Born in London, Piers trained at Chelsea School of Art in the 1970's and has been painting professionally ever since. He moved to West Sussex in 1980 and set up The Mill Studio Art School in 1994.
Painting mostly in oils, his subject matter has often been influenced by his travels (to The Alps and Europe) but he always returns to painting from the human form, London and local Sussex landscapes.
Pier's work has been exhibited in London, the provinces and abroad and can be found in private and corporate as well as public collections around the world. In June 2007 Piers won the University of Bath painting prize.
The paintings are very personal with a mischievous quality, bordering on the subversive. There is also the issue of the 'code' of colours often seen around the edge of his canvasses. These form a diary; a record of all the colours used to make the image and in the order they were made and used. For Piers, the edges of the picture are important, so is the geometry between the edge and the centre. The square is his most common format; primary red and blue form his initial drawing.
"Surface quality should be special" he says and all viewers should feel free to feel the surface of the work.

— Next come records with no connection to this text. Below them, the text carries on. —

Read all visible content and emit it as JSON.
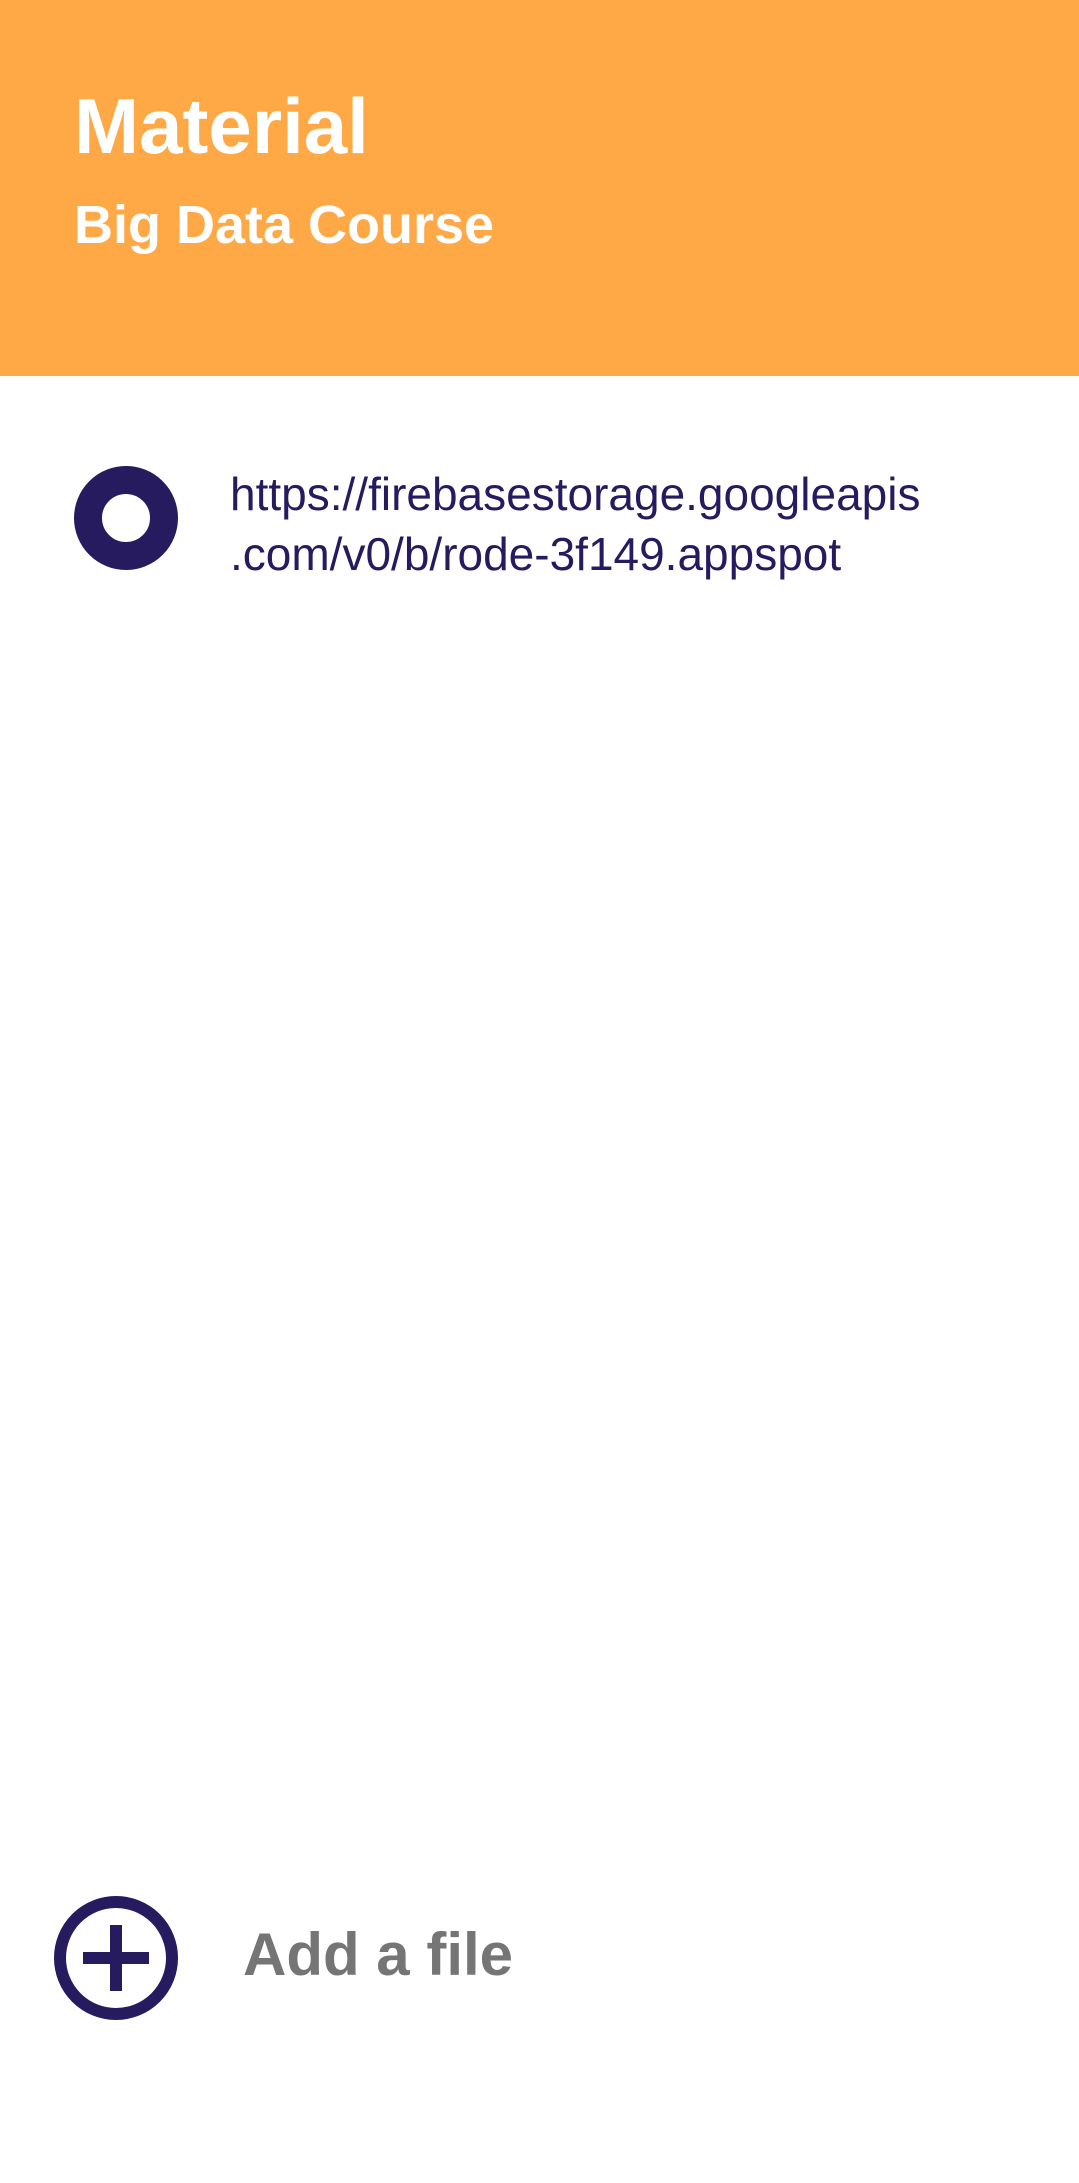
{
  "header": {
    "title": "Material",
    "subtitle": "Big Data Course",
    "background_color": "#FEA846"
  },
  "files": [
    {
      "icon": "radio-circle-icon",
      "url_line1": "https://firebasestorage.googleapis",
      "url_line2": ".com/v0/b/rode-3f149.appspot"
    }
  ],
  "add_file": {
    "icon": "add-circle-icon",
    "label": "Add a file"
  },
  "colors": {
    "accent": "#251B5E",
    "label_gray": "#757575"
  }
}
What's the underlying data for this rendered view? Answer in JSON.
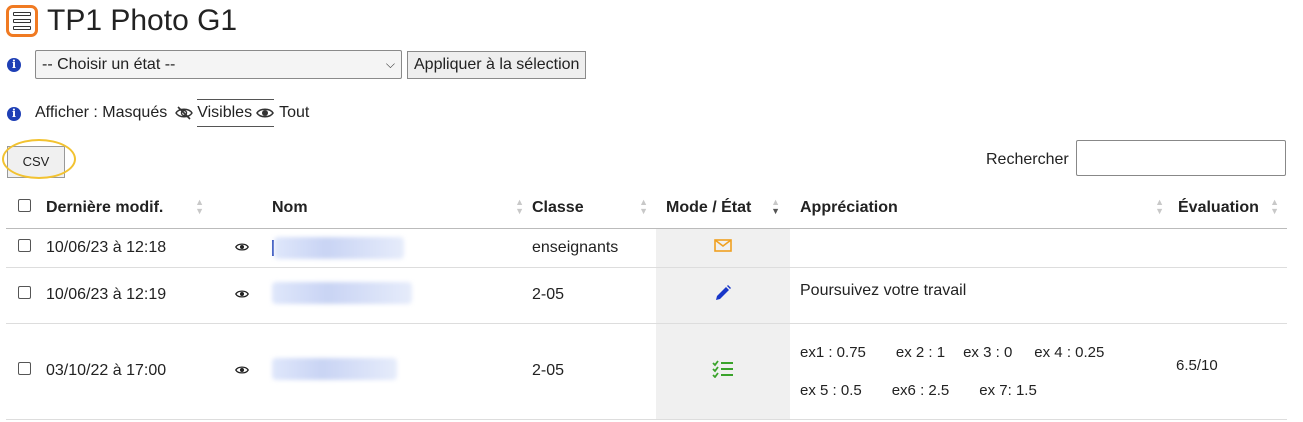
{
  "title": "TP1 Photo G1",
  "toolbar": {
    "select_value": "-- Choisir un état --",
    "apply_label": "Appliquer à la sélection"
  },
  "display": {
    "prefix": "Afficher :",
    "hidden": "Masqués",
    "visible": "Visibles",
    "all": "Tout"
  },
  "csv_label": "CSV",
  "search_label": "Rechercher",
  "search_value": "",
  "columns": {
    "modified": "Dernière modif.",
    "name": "Nom",
    "class": "Classe",
    "mode": "Mode / État",
    "appreciation": "Appréciation",
    "evaluation": "Évaluation"
  },
  "rows": [
    {
      "modified": "10/06/23 à 12:18",
      "class": "enseignants",
      "mode_icon": "envelope-icon",
      "appreciation": "",
      "evaluation": ""
    },
    {
      "modified": "10/06/23 à 12:19",
      "class": "2-05",
      "mode_icon": "pencil-icon",
      "appreciation": "Poursuivez votre travail",
      "evaluation": ""
    },
    {
      "modified": "03/10/22 à 17:00",
      "class": "2-05",
      "mode_icon": "checklist-icon",
      "appreciation": "",
      "grades": [
        "ex1 : 0.75",
        "ex 2 : 1",
        "ex 3 :  0",
        "ex 4 : 0.25",
        "ex 5 :  0.5",
        "ex6 :  2.5",
        "ex 7:   1.5"
      ],
      "evaluation": "6.5/10"
    }
  ],
  "colors": {
    "accent_orange": "#f07a22",
    "highlight_ring": "#f2c230",
    "info_blue": "#1e3fb5",
    "pencil_blue": "#1836c8",
    "checklist_green": "#3aa32b"
  }
}
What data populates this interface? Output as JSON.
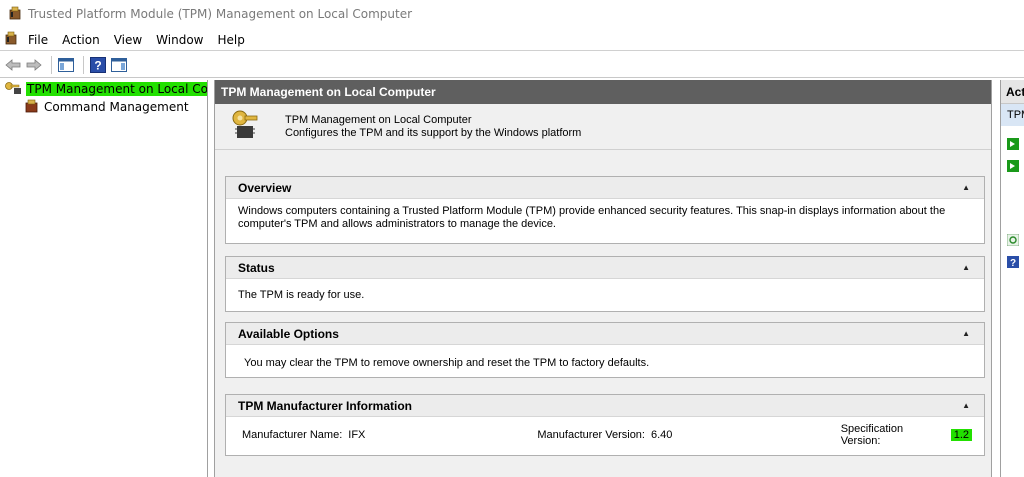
{
  "window": {
    "title": "Trusted Platform Module (TPM) Management on Local Computer"
  },
  "menu": {
    "items": [
      "File",
      "Action",
      "View",
      "Window",
      "Help"
    ]
  },
  "toolbar": {
    "buttons": [
      "back-arrow-icon",
      "forward-arrow-icon",
      "show-hide-console-tree-icon",
      "help-icon",
      "show-hide-action-pane-icon"
    ]
  },
  "tree": {
    "root_label": "TPM Management on Local Comp",
    "child_label": "Command Management"
  },
  "center": {
    "header": "TPM Management on Local Computer",
    "info_title": "TPM Management on Local Computer",
    "info_subtitle": "Configures the TPM and its support by the Windows platform",
    "overview": {
      "title": "Overview",
      "text": "Windows computers containing a Trusted Platform Module (TPM) provide enhanced security features. This snap-in displays information about the computer's TPM and allows administrators to manage the device."
    },
    "status": {
      "title": "Status",
      "text": "The TPM is ready for use."
    },
    "options": {
      "title": "Available Options",
      "text": "You may clear the TPM to remove ownership and reset the TPM to factory defaults."
    },
    "manufacturer": {
      "title": "TPM Manufacturer Information",
      "name_label": "Manufacturer Name:",
      "name_value": "IFX",
      "version_label": "Manufacturer Version:",
      "version_value": "6.40",
      "spec_label": "Specification Version:",
      "spec_value": "1.2"
    },
    "collapse_glyph": "▲"
  },
  "actions": {
    "header": "Acti",
    "subheader": "TPM"
  },
  "colors": {
    "highlight": "#22e000",
    "center_header_bg": "#5f5f5f",
    "action_green": "#1a9a1a"
  }
}
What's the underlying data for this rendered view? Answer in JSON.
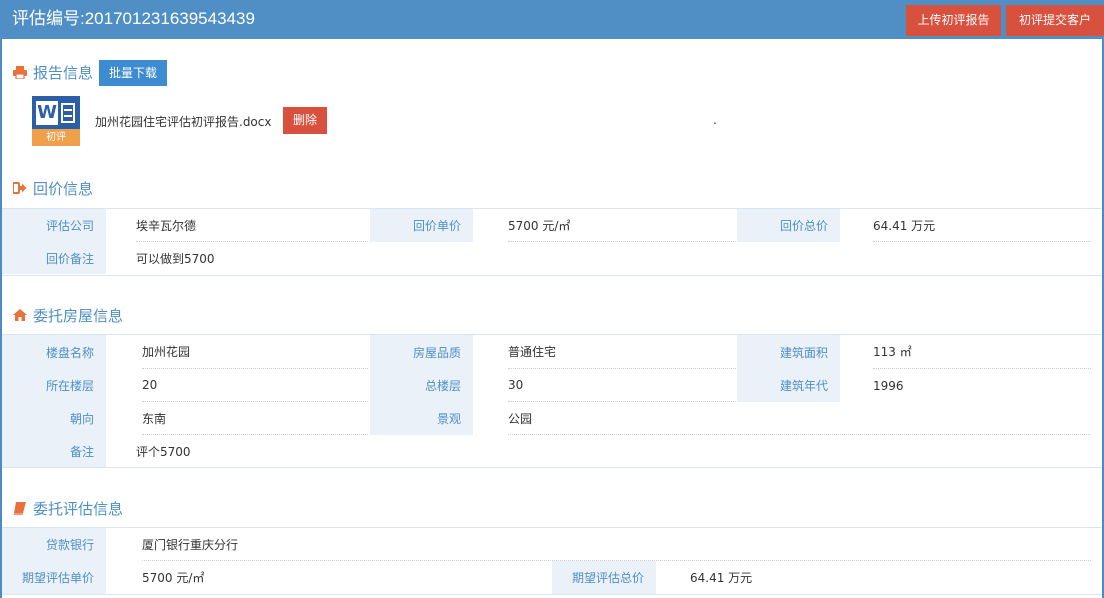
{
  "header": {
    "title": "评估编号:201701231639543439",
    "upload_button": "上传初评报告",
    "submit_button": "初评提交客户"
  },
  "report": {
    "section_title": "报告信息",
    "batch_download": "批量下载",
    "file": {
      "icon_badge": "初评",
      "name": "加州花园住宅评估初评报告.docx",
      "delete_button": "删除"
    },
    "dot": "."
  },
  "quote": {
    "section_title": "回价信息",
    "rows": [
      {
        "label": "评估公司",
        "value": "埃辛瓦尔德",
        "label2": "回价单价",
        "value2": "5700 元/㎡",
        "label3": "回价总价",
        "value3": "64.41 万元"
      },
      {
        "label": "回价备注",
        "value": "可以做到5700"
      }
    ]
  },
  "house": {
    "section_title": "委托房屋信息",
    "rows": [
      {
        "label": "楼盘名称",
        "value": "加州花园",
        "label2": "房屋品质",
        "value2": "普通住宅",
        "label3": "建筑面积",
        "value3": "113 ㎡"
      },
      {
        "label": "所在楼层",
        "value": "20",
        "label2": "总楼层",
        "value2": "30",
        "label3": "建筑年代",
        "value3": "1996"
      },
      {
        "label": "朝向",
        "value": "东南",
        "label2": "景观",
        "value2": "公园"
      },
      {
        "label": "备注",
        "value": "评个5700"
      }
    ]
  },
  "appraisal": {
    "section_title": "委托评估信息",
    "rows": [
      {
        "label": "贷款银行",
        "value": "厦门银行重庆分行"
      },
      {
        "label": "期望评估单价",
        "value": "5700 元/㎡",
        "label2": "期望评估总价",
        "value2": "64.41 万元"
      }
    ]
  },
  "colors": {
    "header_bg": "#4f8fc5",
    "danger": "#d8513f",
    "primary": "#3d8bd1",
    "label_bg": "#eaf1f8",
    "icon_orange": "#e8713c"
  }
}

The Zimmer Stewart Gallery, based in Arundel, have shown Piers Ottey's work for a number of years now; James Stewart, founder and director says "Piers Ottey's exhibitions are always exciting, original and well attended. He is one of the few artists we have had sell-out shows with."
Mary Rose Beaumont, art historian and critic, writes "Artists with a sense of humour are agile, deft and defy categorisation, which is wonderfully refreshing when the work is as challenging as is Piers Ottey’s. He revels in his power to puzzle the viewer, both visually in the paintings and verbally in some of his titles. He has a propensity to leave out important features in his landscapes whilst still titling them as if they were there, in other words the artist plays at being a conjuror."
Click here to view the Piers Ottey: Form and Process catalogue.